MIGA has increasingly prioritised working in countries that are members of the International Development Association (IDA), the World Bank’s concessional lending arm, and in fragile and conflict-affected states (FCS). According to its FY20 annual report, “In FY20, MIGA issued US$1.7 billion in guarantees across 15 IDA-eligible countries. The agency also issued guarantees for US$495 million in support of projects in three FCS countries: Kosovo, Nigeria, and the Solomon Islands.” The report continues, “MIGA’s gross outstanding exposure in IDA-eligible countries and FCS has increased by 13 percent and 25 percent, respectively, since FY19.”
Room for improvement: Concerns around accountability and project selection
MIGA trumpets its environmental and social safeguard credentials, with its website stating that it “helps investors and lenders ensure that projects comply with what are considered to be the world’s best social and environmental safeguards” (i.e. the Performance Standards, which apply to both MIGA and its sister organisation, the International Finance Corporation, the World Bank’s private investment arm). However, a 2019 external review of the environmental and social accountability framework of the IFC, MIGA, and their independent accountability mechanism, the Compliance Advisor Ombudsman (CAO), made a number of recommendations pointing to the need for improvement in this area (see Observer Autumn 2020). In alignment with long-standing civil society demands, the review included the recommendation that IFC and MIGA should adopt the “contribute to harm, contribute to remedy” principle, as they currently lack a mechanism to provide remedy for communities harmed by projects benefiting from IFC or MIGA support. It also proposed that the IFC and MIGA actively engage with communities on the ground and attributed to them the responsibility for ensuring clients disclose the availability of the CAO to the communities impacted by the development projects they support.

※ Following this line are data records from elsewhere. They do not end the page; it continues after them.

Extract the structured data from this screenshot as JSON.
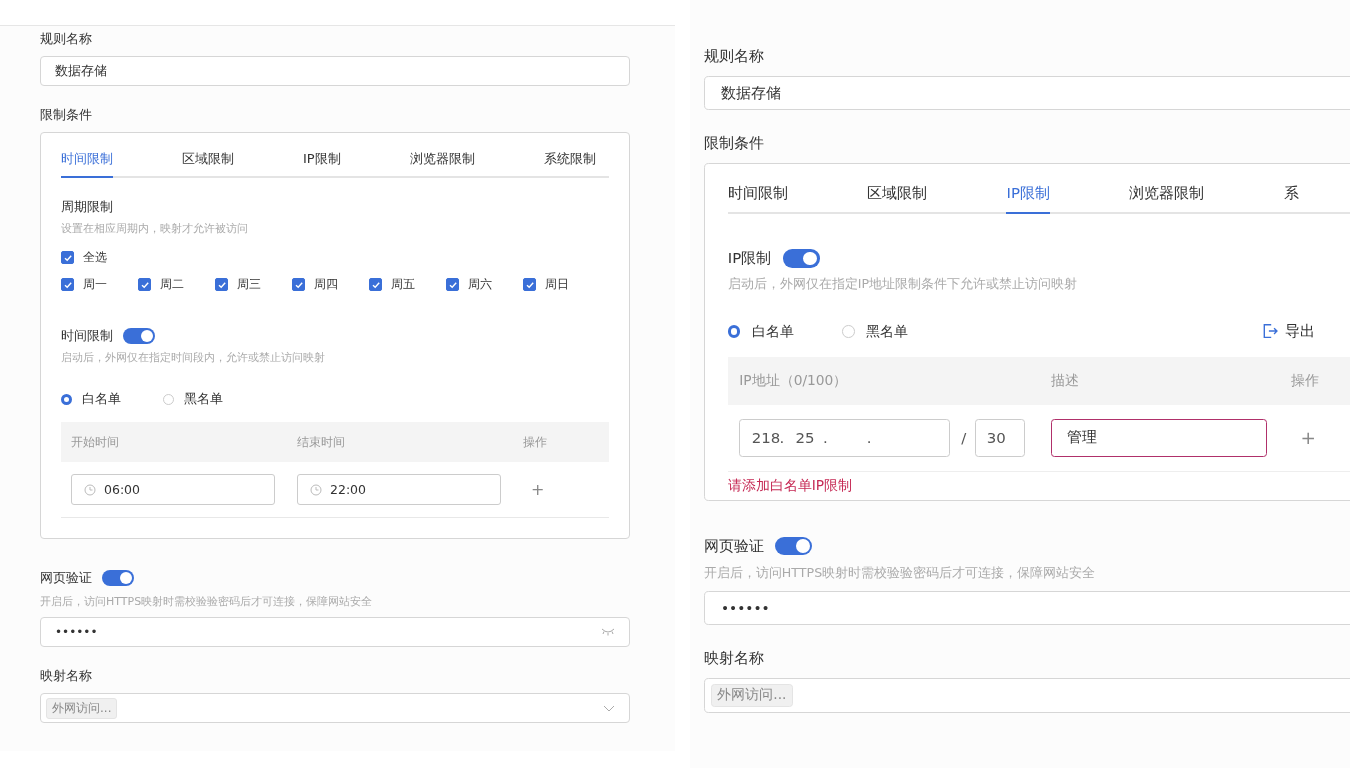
{
  "panels": [
    {
      "cut_at_right": false,
      "rule_label": "规则名称",
      "rule_value": "数据存储",
      "conditions_label": "限制条件",
      "tabs": [
        {
          "label": "时间限制",
          "selected": true
        },
        {
          "label": "区域限制",
          "selected": false
        },
        {
          "label": "IP限制",
          "selected": false
        },
        {
          "label": "浏览器限制",
          "selected": false
        },
        {
          "label": "系统限制",
          "selected": false
        }
      ],
      "content": {
        "kind": "time",
        "period_title": "周期限制",
        "period_hint": "设置在相应周期内，映射才允许被访问",
        "select_all": {
          "label": "全选",
          "checked": true
        },
        "days": [
          {
            "label": "周一",
            "checked": true
          },
          {
            "label": "周二",
            "checked": true
          },
          {
            "label": "周三",
            "checked": true
          },
          {
            "label": "周四",
            "checked": true
          },
          {
            "label": "周五",
            "checked": true
          },
          {
            "label": "周六",
            "checked": true
          },
          {
            "label": "周日",
            "checked": true
          }
        ],
        "toggle": {
          "label": "时间限制",
          "on": true
        },
        "toggle_hint": "启动后，外网仅在指定时间段内，允许或禁止访问映射",
        "modes": [
          {
            "label": "白名单",
            "selected": true
          },
          {
            "label": "黑名单",
            "selected": false
          }
        ],
        "columns": [
          "开始时间",
          "结束时间",
          "操作"
        ],
        "rows": [
          {
            "start": "06:00",
            "end": "22:00",
            "action": "+"
          }
        ]
      },
      "web_auth": {
        "label": "网页验证",
        "on": true,
        "hint": "开启后，访问HTTPS映射时需校验验密码后才可连接，保障网站安全",
        "password": "••••••"
      },
      "mapping": {
        "label": "映射名称",
        "tag": "外网访问..."
      }
    },
    {
      "cut_at_right": true,
      "rule_label": "规则名称",
      "rule_value": "数据存储",
      "conditions_label": "限制条件",
      "tabs": [
        {
          "label": "时间限制",
          "selected": false
        },
        {
          "label": "区域限制",
          "selected": false
        },
        {
          "label": "IP限制",
          "selected": true
        },
        {
          "label": "浏览器限制",
          "selected": false
        },
        {
          "label": "系",
          "selected": false
        }
      ],
      "content": {
        "kind": "ip",
        "toggle": {
          "label": "IP限制",
          "on": true
        },
        "toggle_hint": "启动后，外网仅在指定IP地址限制条件下允许或禁止访问映射",
        "modes": [
          {
            "label": "白名单",
            "selected": true
          },
          {
            "label": "黑名单",
            "selected": false
          }
        ],
        "export": "导出",
        "columns": [
          "IP地址（0/100）",
          "描述",
          "操作"
        ],
        "rows": [
          {
            "octets": [
              "218",
              "25"
            ],
            "separator": ".",
            "slash": "/",
            "prefix": "30",
            "description": "管理",
            "error": true,
            "action": "+"
          }
        ],
        "error_text": "请添加白名单IP限制"
      },
      "web_auth": {
        "label": "网页验证",
        "on": true,
        "hint": "开启后，访问HTTPS映射时需校验验密码后才可连接，保障网站安全",
        "password": "••••••"
      },
      "mapping": {
        "label": "映射名称",
        "tag": "外网访问..."
      }
    }
  ]
}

Civil society organisations (CSOs) have also criticised MIGA’s guarantees for backing fossil fuel projects. Research by UK-based CSO E3G showed that MIGA had the ‘dirtiest’ portfolio in terms of support for fossil fuels projects between FY14-FY16 among the four members of the World Bank Group. In FY16, MIGA did not support a single renewable energy project: “[its] guarantees to energy were worth $1.9 billion in 2016, of which $0.9 billion went to fossil fuel projects,” with the rest going to projects such as hydro-dams, which often carry significant environmental and social impacts (see Observer Spring 2018). The World Bank’s newly published Climate Change Action Plan notes that MIGA, along with the IFC, will align with the Paris Agreement at a slower pace than the rest of the World Bank Group: 85 per cent of its ‘real sector operations’ will be aligned by 1 July 2023 (i.e. the start of FY24), with 100 per cent of its real sector operations becoming aligned two years later (see Observer Summer 2021). This has raised concerns from civil society organisations about MIGA continuing to provide insurance for non-Paris aligned projects in the interim period.
MIGA has also benefited from IDA’s $2.5 billion Private Sector Window (PSW), which was established during the IDA18 replenishment cycle in December 2016. Thus far, at least 14 projects have received support from the PSW, via the MIGA Guarantee Facility. The PSW has been criticised for utilising IDA’s balance sheet to subsidise IFC and MIGA’s activities.